I have difficulty understanding the detail of how exactly those two initiatives (DiEM 25 and the proposed UK-wide progressive alliance) will succeed in democratising our societies from within – the task seems enormous and fraught with too many pitfalls to mention. However, I think that we must allow them to try and support them as much as we can. From where I stand, I believe that, to preserve our chances of a functioning society while reaching for one that is radically different from the old, we must be willing and able to work with all those that even vaguely stand on the same side of the political spectrum as ourselves. It may be frustrating and discouraging and many of us want to opt out of the system altogether, or dream of direct action that will bring down capitalism in one fell swoop. However, if we give up on the current political system or the imperfect movements already in existence, in the vain hope that a newer and better movement will save the day, we give up on a big part of our power as activists and we let down a huge number of people who, through no fault of their own, are not yet where we are in terms of political understanding.
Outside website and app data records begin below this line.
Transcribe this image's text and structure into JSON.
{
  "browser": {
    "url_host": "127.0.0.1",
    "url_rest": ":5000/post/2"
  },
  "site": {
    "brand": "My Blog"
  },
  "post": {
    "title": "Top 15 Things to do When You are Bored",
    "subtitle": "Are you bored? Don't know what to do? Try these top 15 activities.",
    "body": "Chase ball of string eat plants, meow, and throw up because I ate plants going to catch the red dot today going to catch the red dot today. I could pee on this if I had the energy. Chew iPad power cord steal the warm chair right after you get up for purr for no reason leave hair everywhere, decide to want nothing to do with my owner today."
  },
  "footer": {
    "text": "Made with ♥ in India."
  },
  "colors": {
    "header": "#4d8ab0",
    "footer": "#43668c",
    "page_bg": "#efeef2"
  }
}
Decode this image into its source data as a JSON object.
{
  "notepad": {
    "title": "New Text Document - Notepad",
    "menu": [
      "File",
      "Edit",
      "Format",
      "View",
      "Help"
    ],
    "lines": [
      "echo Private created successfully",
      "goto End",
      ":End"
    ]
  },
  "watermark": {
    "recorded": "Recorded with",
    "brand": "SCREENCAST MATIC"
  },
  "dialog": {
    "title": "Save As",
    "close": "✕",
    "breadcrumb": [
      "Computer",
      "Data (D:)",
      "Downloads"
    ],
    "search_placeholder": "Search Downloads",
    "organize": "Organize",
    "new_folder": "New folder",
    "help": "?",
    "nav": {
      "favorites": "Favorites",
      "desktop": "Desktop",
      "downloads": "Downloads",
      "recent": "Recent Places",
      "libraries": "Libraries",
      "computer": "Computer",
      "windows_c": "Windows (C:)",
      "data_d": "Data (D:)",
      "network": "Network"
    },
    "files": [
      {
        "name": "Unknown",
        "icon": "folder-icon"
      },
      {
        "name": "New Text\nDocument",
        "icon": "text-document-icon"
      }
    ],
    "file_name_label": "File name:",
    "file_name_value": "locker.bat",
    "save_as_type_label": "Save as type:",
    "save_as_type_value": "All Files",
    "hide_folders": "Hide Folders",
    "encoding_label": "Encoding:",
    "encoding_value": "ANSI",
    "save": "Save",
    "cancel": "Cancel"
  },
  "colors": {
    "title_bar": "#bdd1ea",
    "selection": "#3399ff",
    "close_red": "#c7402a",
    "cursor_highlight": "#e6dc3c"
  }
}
To take this one step further – if we cannot heal the grievances and animosity that separate us as progressives, what chance do we have of healing much bigger issues which separate us from the many people who do not believe in Green politics or socialism? In the words of one of the inspiring speakers at this conference about the future of Europe, it is the 23rd hour. This was brought home to me at the weekend, when, one week before an incredibly dangerous and useless government referendum, a bomb went off in central Budapest. I spent most of Sunday trying hard to keep in touch with my Muslim friends who lived not two streets away from the blast, hoping to remind them that they are important to me even as they live in a country where attacks on Muslims are an everyday occurrence. Meanwhile, one of the smallest Hungarian opposition parties (ironically called ‘Together’) managed to split yet again into two factions, presumably bringing the number of members in each faction down to about 300 individuals. If we cannot get over our tiny differences now, it will be much harder to do so once we are living in the shadow of much more repressive governments on both sides of the Atlantic. We must start working on the minutiae of how to build new coalitions that can stand the test of time, rather than forcing apart those that our predecessors have gone to so much trouble to bequeath to us.